English
 
Help Privacy Policy Disclaimer
  Advanced SearchBrowse

Item

ITEM ACTIONSEXPORT

Released

Journal Article

Multi-particle cryo-EM refinement with M visualizes ribosome-antibiotic complex at 3.5 Å in cells

MPS-Authors
/persons/resource/persons203229

Tegunov,  D.
Department of Molecular Biology, MPI for Biophysical Chemistry, Max Planck Society;

/persons/resource/persons195449

Dienemann,  C.
Department of Molecular Biology, MPI for Biophysical Chemistry, Max Planck Society;

/persons/resource/persons127020

Cramer,  P.
Department of Molecular Biology, MPI for Biophysical Chemistry, Max Planck Society;

External Resource
No external resources are shared
Fulltext (public)
There are no public fulltexts stored in PuRe
Supplementary Material (public)
There is no public supplementary material available
Citation

Tegunov, D., Xue, L., Dienemann, C., Cramer, P., & Mahamid, J. (2021). Multi-particle cryo-EM refinement with M visualizes ribosome-antibiotic complex at 3.5 Å in cells.
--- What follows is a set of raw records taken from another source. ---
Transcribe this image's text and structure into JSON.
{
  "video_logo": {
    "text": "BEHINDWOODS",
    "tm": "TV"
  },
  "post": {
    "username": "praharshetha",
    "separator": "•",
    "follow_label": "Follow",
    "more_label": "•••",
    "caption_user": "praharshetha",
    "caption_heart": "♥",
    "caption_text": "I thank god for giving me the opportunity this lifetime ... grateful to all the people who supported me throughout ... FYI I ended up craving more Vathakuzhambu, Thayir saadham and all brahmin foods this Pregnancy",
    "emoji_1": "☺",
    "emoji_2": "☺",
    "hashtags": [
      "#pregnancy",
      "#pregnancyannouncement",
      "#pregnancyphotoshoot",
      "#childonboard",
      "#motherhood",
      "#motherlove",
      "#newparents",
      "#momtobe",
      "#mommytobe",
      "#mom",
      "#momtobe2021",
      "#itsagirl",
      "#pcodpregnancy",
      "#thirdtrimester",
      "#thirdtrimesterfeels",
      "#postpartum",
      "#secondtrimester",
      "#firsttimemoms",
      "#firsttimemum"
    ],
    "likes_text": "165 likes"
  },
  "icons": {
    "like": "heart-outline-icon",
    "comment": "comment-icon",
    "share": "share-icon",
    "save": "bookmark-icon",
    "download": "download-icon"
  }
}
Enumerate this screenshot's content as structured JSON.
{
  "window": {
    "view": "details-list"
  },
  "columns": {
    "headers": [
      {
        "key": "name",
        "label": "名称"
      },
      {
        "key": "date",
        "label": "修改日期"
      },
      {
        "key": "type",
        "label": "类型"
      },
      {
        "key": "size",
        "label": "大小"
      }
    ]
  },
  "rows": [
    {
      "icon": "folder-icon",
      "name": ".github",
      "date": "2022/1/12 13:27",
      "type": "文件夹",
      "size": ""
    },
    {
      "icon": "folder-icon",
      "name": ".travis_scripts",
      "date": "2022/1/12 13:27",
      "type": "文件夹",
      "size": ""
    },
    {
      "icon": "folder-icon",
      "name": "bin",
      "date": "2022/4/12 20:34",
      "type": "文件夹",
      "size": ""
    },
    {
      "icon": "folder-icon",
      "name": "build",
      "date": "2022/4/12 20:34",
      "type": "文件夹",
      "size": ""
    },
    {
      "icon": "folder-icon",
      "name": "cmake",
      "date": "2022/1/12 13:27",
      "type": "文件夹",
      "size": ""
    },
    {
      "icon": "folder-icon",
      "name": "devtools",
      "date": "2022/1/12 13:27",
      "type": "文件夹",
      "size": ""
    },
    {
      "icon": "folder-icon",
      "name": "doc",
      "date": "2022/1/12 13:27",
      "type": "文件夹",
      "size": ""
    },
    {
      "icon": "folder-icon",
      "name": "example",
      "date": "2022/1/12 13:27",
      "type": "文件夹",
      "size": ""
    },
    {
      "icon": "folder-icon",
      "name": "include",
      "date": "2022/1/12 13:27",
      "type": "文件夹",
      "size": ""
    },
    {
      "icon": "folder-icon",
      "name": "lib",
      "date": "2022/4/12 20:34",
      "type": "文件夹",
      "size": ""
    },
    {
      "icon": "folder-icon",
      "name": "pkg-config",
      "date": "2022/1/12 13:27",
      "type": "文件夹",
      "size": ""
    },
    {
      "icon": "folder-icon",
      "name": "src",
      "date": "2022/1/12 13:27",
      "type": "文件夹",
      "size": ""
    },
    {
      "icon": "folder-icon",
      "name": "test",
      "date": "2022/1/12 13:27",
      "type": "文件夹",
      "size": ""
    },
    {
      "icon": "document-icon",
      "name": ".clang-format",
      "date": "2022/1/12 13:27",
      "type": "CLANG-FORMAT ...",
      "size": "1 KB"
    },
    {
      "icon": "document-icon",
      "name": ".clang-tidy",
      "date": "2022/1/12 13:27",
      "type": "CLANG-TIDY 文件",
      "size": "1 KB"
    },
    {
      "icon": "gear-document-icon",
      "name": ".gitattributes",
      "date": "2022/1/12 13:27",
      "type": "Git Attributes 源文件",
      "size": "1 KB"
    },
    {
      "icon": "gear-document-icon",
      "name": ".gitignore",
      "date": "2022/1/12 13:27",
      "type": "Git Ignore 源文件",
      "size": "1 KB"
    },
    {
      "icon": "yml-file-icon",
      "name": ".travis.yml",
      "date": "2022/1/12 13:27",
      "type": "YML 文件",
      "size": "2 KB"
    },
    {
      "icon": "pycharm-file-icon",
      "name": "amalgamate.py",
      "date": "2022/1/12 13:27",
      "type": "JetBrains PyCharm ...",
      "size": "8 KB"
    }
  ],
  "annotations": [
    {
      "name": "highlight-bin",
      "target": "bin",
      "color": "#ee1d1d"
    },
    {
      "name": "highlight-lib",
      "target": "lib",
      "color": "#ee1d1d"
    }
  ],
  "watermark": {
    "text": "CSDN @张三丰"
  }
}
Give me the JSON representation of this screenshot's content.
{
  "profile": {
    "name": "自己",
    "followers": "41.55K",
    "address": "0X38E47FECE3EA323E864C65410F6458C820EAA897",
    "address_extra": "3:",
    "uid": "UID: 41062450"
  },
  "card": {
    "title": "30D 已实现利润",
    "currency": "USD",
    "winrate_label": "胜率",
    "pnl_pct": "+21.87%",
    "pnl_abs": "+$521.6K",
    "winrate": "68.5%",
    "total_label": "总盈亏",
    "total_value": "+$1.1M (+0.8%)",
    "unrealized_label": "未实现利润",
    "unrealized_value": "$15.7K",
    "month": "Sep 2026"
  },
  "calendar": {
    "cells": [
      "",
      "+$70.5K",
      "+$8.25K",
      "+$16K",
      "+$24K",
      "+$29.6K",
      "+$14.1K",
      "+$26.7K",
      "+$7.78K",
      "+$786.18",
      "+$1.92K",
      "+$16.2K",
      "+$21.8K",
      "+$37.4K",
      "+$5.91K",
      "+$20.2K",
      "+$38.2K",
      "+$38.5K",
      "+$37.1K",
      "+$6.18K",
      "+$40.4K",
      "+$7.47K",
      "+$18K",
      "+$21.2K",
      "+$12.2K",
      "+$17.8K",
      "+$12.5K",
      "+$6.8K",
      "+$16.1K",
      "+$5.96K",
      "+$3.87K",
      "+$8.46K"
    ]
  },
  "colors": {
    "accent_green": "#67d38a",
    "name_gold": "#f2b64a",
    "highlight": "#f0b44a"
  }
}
Nature Methods, 18(2), 186-193. doi:10.1038/s41592-020-01054-7.


Cite as: http://hdl.handle.net/21.11116/0000-0008-4CC0-A
Abstract
Cryo-electron microscopy (cryo-EM) enables macromolecular structure determination in vitro and inside cells. In addition to aligning individual particles, accurate registration of sample motion and three-dimensional deformation during exposures are crucial for achieving high-resolution reconstructions. Here we describe M, a software tool that establishes a reference-based, multi-particle refinement framework for cryo-EM data and couples a comprehensive spatial deformation model to in silico correction of electron-optical aberrations. M provides a unified optimization framework for both frame-series and tomographic tilt-series data. We show that tilt-series data can provide the same resolution as frame-series data on a purified protein specimen, indicating that the alignment step no longer limits the resolution obtainable from tomographic data. In combination with Warp and RELION, M resolves to residue level a 70S ribosome bound to an antibiotic inside intact bacterial cells. Our work provides a computational tool that facilitates structural biology in cells.